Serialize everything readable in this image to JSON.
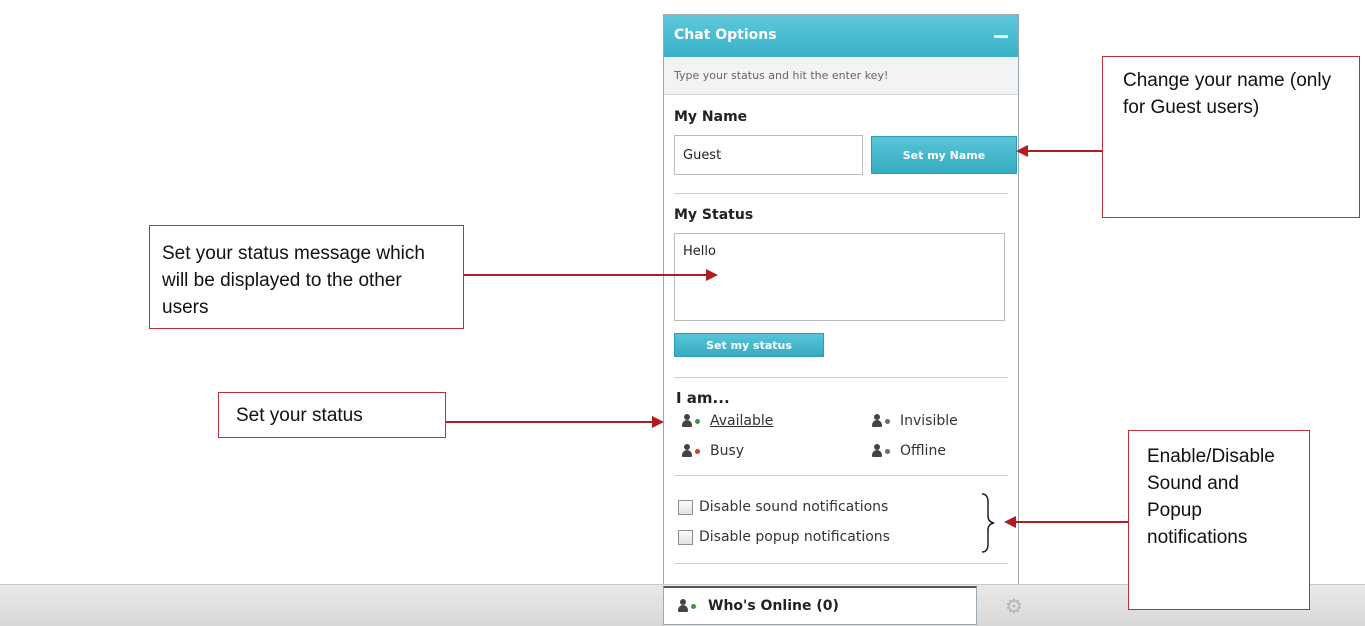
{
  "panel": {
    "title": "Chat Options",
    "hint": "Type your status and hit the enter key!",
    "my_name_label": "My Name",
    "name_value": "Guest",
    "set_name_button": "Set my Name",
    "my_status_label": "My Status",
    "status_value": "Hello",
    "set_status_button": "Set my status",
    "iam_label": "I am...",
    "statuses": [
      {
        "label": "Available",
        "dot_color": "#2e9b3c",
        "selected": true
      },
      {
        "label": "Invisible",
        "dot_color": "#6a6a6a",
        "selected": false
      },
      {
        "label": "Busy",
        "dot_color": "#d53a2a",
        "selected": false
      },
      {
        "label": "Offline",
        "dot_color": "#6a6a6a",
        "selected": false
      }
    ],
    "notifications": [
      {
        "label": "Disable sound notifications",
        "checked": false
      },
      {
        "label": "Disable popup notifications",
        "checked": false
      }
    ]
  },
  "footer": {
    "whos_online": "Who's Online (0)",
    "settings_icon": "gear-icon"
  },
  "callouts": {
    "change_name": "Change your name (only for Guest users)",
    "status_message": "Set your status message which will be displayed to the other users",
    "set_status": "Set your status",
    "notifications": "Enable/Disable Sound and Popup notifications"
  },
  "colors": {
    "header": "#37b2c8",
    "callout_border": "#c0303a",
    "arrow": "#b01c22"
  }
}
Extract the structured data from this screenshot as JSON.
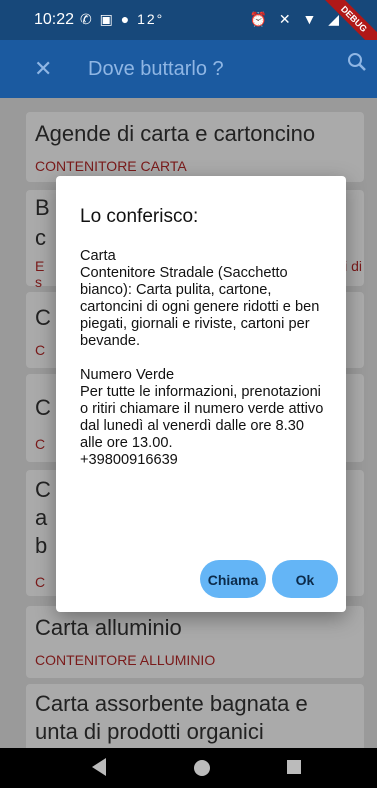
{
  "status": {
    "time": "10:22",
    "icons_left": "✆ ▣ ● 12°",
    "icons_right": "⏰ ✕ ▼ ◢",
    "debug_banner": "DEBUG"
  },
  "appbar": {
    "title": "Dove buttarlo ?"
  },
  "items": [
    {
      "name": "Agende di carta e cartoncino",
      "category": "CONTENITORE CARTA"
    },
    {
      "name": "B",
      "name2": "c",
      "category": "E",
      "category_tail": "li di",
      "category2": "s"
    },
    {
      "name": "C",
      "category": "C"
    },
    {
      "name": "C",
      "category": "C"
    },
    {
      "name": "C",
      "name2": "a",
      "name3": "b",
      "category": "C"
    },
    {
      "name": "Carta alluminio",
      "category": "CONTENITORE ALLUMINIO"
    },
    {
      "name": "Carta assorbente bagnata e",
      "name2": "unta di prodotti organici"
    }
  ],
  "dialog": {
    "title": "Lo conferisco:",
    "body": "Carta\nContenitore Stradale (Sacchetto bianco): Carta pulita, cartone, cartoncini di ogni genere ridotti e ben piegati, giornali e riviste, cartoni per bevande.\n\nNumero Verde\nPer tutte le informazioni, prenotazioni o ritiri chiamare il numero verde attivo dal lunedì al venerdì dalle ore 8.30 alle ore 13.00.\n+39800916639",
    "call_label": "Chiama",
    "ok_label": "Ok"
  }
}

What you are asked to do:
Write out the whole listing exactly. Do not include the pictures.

Answer to this problem:
Serialize everything readable in this image to JSON.
{
  "panel": {
    "title": "Chat Options",
    "hint": "Type your status and hit the enter key!",
    "my_name_label": "My Name",
    "name_value": "Guest",
    "set_name_button": "Set my Name",
    "my_status_label": "My Status",
    "status_value": "Hello",
    "set_status_button": "Set my status",
    "iam_label": "I am...",
    "statuses": [
      {
        "label": "Available",
        "dot_color": "#2e9b3c",
        "selected": true
      },
      {
        "label": "Invisible",
        "dot_color": "#6a6a6a",
        "selected": false
      },
      {
        "label": "Busy",
        "dot_color": "#d53a2a",
        "selected": false
      },
      {
        "label": "Offline",
        "dot_color": "#6a6a6a",
        "selected": false
      }
    ],
    "notifications": [
      {
        "label": "Disable sound notifications",
        "checked": false
      },
      {
        "label": "Disable popup notifications",
        "checked": false
      }
    ]
  },
  "footer": {
    "whos_online": "Who's Online (0)",
    "settings_icon": "gear-icon"
  },
  "callouts": {
    "change_name": "Change your name (only for Guest users)",
    "status_message": "Set your status message which will be displayed to the other users",
    "set_status": "Set your status",
    "notifications": "Enable/Disable Sound and Popup notifications"
  },
  "colors": {
    "header": "#37b2c8",
    "callout_border": "#c0303a",
    "arrow": "#b01c22"
  }
}
Extract the structured data from this screenshot as JSON.
{
  "status": {
    "time": "10:22",
    "icons_left": "✆ ▣ ● 12°",
    "icons_right": "⏰ ✕ ▼ ◢",
    "debug_banner": "DEBUG"
  },
  "appbar": {
    "title": "Dove buttarlo ?"
  },
  "items": [
    {
      "name": "Agende di carta e cartoncino",
      "category": "CONTENITORE CARTA"
    },
    {
      "name": "B",
      "name2": "c",
      "category": "E",
      "category_tail": "li di",
      "category2": "s"
    },
    {
      "name": "C",
      "category": "C"
    },
    {
      "name": "C",
      "category": "C"
    },
    {
      "name": "C",
      "name2": "a",
      "name3": "b",
      "category": "C"
    },
    {
      "name": "Carta alluminio",
      "category": "CONTENITORE ALLUMINIO"
    },
    {
      "name": "Carta assorbente bagnata e",
      "name2": "unta di prodotti organici"
    }
  ],
  "dialog": {
    "title": "Lo conferisco:",
    "body": "Carta\nContenitore Stradale (Sacchetto bianco): Carta pulita, cartone, cartoncini di ogni genere ridotti e ben piegati, giornali e riviste, cartoni per bevande.\n\nNumero Verde\nPer tutte le informazioni, prenotazioni o ritiri chiamare il numero verde attivo dal lunedì al venerdì dalle ore 8.30 alle ore 13.00.\n+39800916639",
    "call_label": "Chiama",
    "ok_label": "Ok"
  }
}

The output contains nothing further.